HP CEO Meg Whitman has admitted that the recent boardroom strife at the company has been "tough" but rejected suggestions the Silicon Valley stalwart has lost its way when it comes to innovation.
Speaking today at an HP Software event in London Whitman also said the company is pinning its hopes on three megatrends: cloud computing, security and information optimisation.
Whitman replaced the hapless Leo Apotheker in September 2011 following his disastrous 11-month reign. Apotheker attempted to jettison HP's low-margin PC division and also killed off its TouchPad tablet range and its WebOS operating system, acquired as part of its $1.2bn deal for Palm.
His efforts were an attempt to refocus the company as a software and services provider, much like IBM and successfully done a few years previously.
He also acquired UK information management software company Autonomy.
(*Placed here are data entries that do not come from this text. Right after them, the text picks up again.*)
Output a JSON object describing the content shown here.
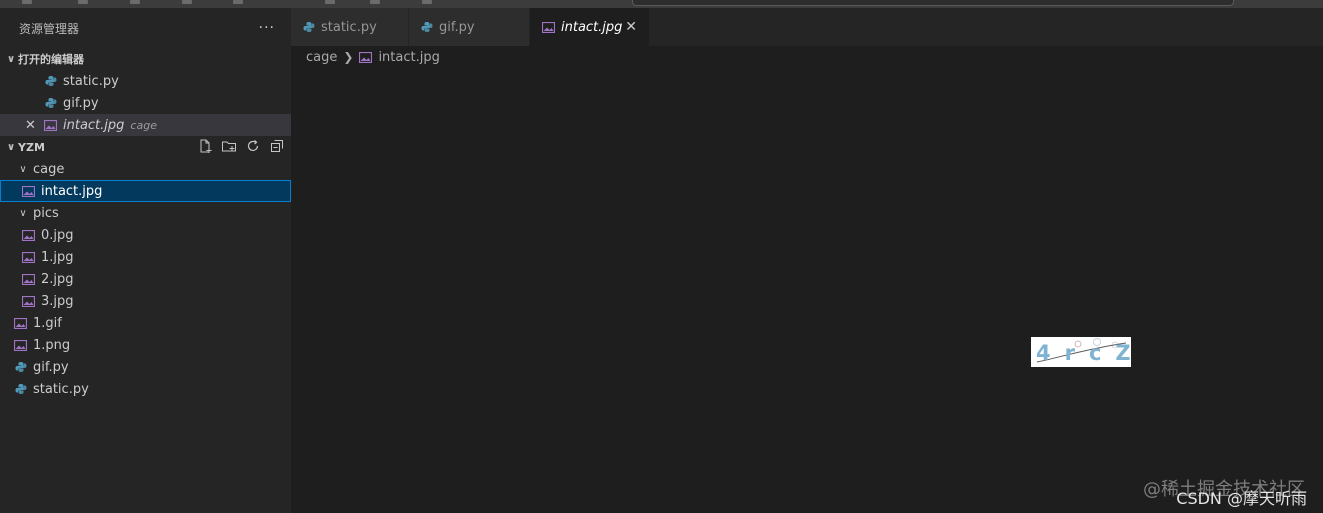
{
  "sidebar": {
    "title": "资源管理器",
    "more_label": "···",
    "open_editors": {
      "title": "打开的编辑器",
      "items": [
        {
          "name": "static.py",
          "icon": "python-file-icon"
        },
        {
          "name": "gif.py",
          "icon": "python-file-icon"
        },
        {
          "name": "intact.jpg",
          "icon": "image-file-icon",
          "description": "cage"
        }
      ]
    },
    "workspace": {
      "title": "YZM",
      "tree": {
        "cage": "cage",
        "cage_intact": "intact.jpg",
        "pics": "pics",
        "pics_0": "0.jpg",
        "pics_1": "1.jpg",
        "pics_2": "2.jpg",
        "pics_3": "3.jpg",
        "root_1gif": "1.gif",
        "root_1png": "1.png",
        "root_gifpy": "gif.py",
        "root_staticpy": "static.py"
      }
    }
  },
  "editor": {
    "tabs": [
      {
        "label": "static.py"
      },
      {
        "label": "gif.py"
      },
      {
        "label": "intact.jpg",
        "active": true
      }
    ],
    "breadcrumb": {
      "folder": "cage",
      "file": "intact.jpg"
    },
    "image_text": "4rcZ"
  },
  "watermark": {
    "line1": "@稀土掘金技术社区",
    "line2": "CSDN @摩天听雨"
  },
  "colors": {
    "selection": "#04395e",
    "focus_border": "#007fd4",
    "python_icon": "#519aba",
    "image_icon": "#a074c4"
  }
}
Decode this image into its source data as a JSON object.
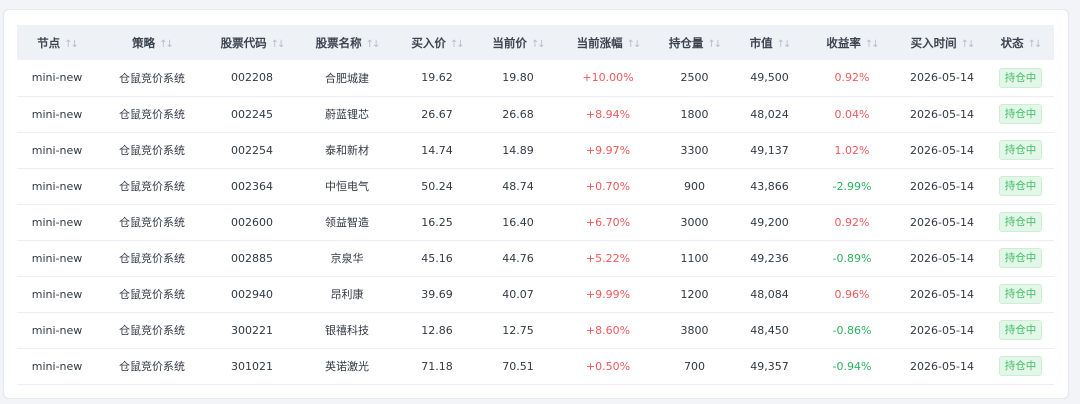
{
  "table": {
    "headers": [
      "节点",
      "策略",
      "股票代码",
      "股票名称",
      "买入价",
      "当前价",
      "当前涨幅",
      "持仓量",
      "市值",
      "收益率",
      "买入时间",
      "状态"
    ],
    "sort_icon": "sort-arrows-icon",
    "rows": [
      {
        "node": "mini-new",
        "strategy": "仓鼠竞价系统",
        "code": "002208",
        "name": "合肥城建",
        "buy_price": "19.62",
        "current_price": "19.80",
        "change": "+10.00%",
        "change_dir": "up",
        "quantity": "2500",
        "market_value": "49,500",
        "return": "0.92%",
        "return_dir": "up",
        "buy_time": "2026-05-14",
        "status": "持仓中"
      },
      {
        "node": "mini-new",
        "strategy": "仓鼠竞价系统",
        "code": "002245",
        "name": "蔚蓝锂芯",
        "buy_price": "26.67",
        "current_price": "26.68",
        "change": "+8.94%",
        "change_dir": "up",
        "quantity": "1800",
        "market_value": "48,024",
        "return": "0.04%",
        "return_dir": "up",
        "buy_time": "2026-05-14",
        "status": "持仓中"
      },
      {
        "node": "mini-new",
        "strategy": "仓鼠竞价系统",
        "code": "002254",
        "name": "泰和新材",
        "buy_price": "14.74",
        "current_price": "14.89",
        "change": "+9.97%",
        "change_dir": "up",
        "quantity": "3300",
        "market_value": "49,137",
        "return": "1.02%",
        "return_dir": "up",
        "buy_time": "2026-05-14",
        "status": "持仓中"
      },
      {
        "node": "mini-new",
        "strategy": "仓鼠竞价系统",
        "code": "002364",
        "name": "中恒电气",
        "buy_price": "50.24",
        "current_price": "48.74",
        "change": "+0.70%",
        "change_dir": "up",
        "quantity": "900",
        "market_value": "43,866",
        "return": "-2.99%",
        "return_dir": "down",
        "buy_time": "2026-05-14",
        "status": "持仓中"
      },
      {
        "node": "mini-new",
        "strategy": "仓鼠竞价系统",
        "code": "002600",
        "name": "领益智造",
        "buy_price": "16.25",
        "current_price": "16.40",
        "change": "+6.70%",
        "change_dir": "up",
        "quantity": "3000",
        "market_value": "49,200",
        "return": "0.92%",
        "return_dir": "up",
        "buy_time": "2026-05-14",
        "status": "持仓中"
      },
      {
        "node": "mini-new",
        "strategy": "仓鼠竞价系统",
        "code": "002885",
        "name": "京泉华",
        "buy_price": "45.16",
        "current_price": "44.76",
        "change": "+5.22%",
        "change_dir": "up",
        "quantity": "1100",
        "market_value": "49,236",
        "return": "-0.89%",
        "return_dir": "down",
        "buy_time": "2026-05-14",
        "status": "持仓中"
      },
      {
        "node": "mini-new",
        "strategy": "仓鼠竞价系统",
        "code": "002940",
        "name": "昂利康",
        "buy_price": "39.69",
        "current_price": "40.07",
        "change": "+9.99%",
        "change_dir": "up",
        "quantity": "1200",
        "market_value": "48,084",
        "return": "0.96%",
        "return_dir": "up",
        "buy_time": "2026-05-14",
        "status": "持仓中"
      },
      {
        "node": "mini-new",
        "strategy": "仓鼠竞价系统",
        "code": "300221",
        "name": "银禧科技",
        "buy_price": "12.86",
        "current_price": "12.75",
        "change": "+8.60%",
        "change_dir": "up",
        "quantity": "3800",
        "market_value": "48,450",
        "return": "-0.86%",
        "return_dir": "down",
        "buy_time": "2026-05-14",
        "status": "持仓中"
      },
      {
        "node": "mini-new",
        "strategy": "仓鼠竞价系统",
        "code": "301021",
        "name": "英诺激光",
        "buy_price": "71.18",
        "current_price": "70.51",
        "change": "+0.50%",
        "change_dir": "up",
        "quantity": "700",
        "market_value": "49,357",
        "return": "-0.94%",
        "return_dir": "down",
        "buy_time": "2026-05-14",
        "status": "持仓中"
      }
    ]
  },
  "colors": {
    "up": "#f0595b",
    "down": "#2bb25c",
    "status_badge_bg": "#e2f7e8",
    "status_badge_text": "#3fbf62",
    "header_bg": "#eef1f6"
  }
}
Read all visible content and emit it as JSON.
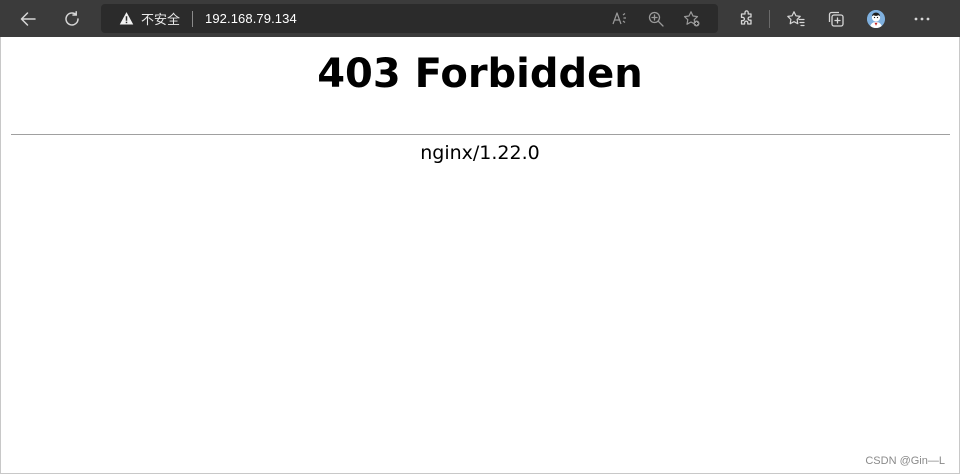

The moves were not popular with HP shareholders. During Apotheker's reign shares in HP dropped by 40%. Apotheker's run as CEO followed that of Mark Hurd, who was sacked by the board following an expenses scandal.
Hurd's strict regime of cost cutting and acquisition-based growth saw the company grow significantly during his time there, but resulted in accusations that innovation was no longer what HP was about.
Today as she spoke in London, Whitman acknowledged that boardroom issues had negatively impacted HP but added that she wanted to return the company to its innovative roots.
"Drama in the boardroom can be tough for customers, for workers, for everyone involved with a company," she said, adding that despite the tough start she had "fallen in love" with HP.
"Innovation is alive and well at HP," she added. "We spent $3.2bn dollars on R&D in 2011, up from $2.9bn the year before. It is my objective to dramatically increase that over the next few years. We are certainly not falling behind in innovation, but perhaps we don't market it very well."
Whitman, former CEO of online auction site eBay, also outlined what HP thinks are the three biggest trends shaking the tech world at the moment. "There is a new generation of technology taking charge in the enterprise: cloud computing, security and information optimisation," she said. "It is an interesting time with huge changes that don't come along very often."
The changes happening at the moment echo the shift from mainframes to client servers and from there to Web 1.0 and on to Web 2.0, Whitman added, and said it was "critical" that companies like HP are able to reinvent themselves to stay relevant.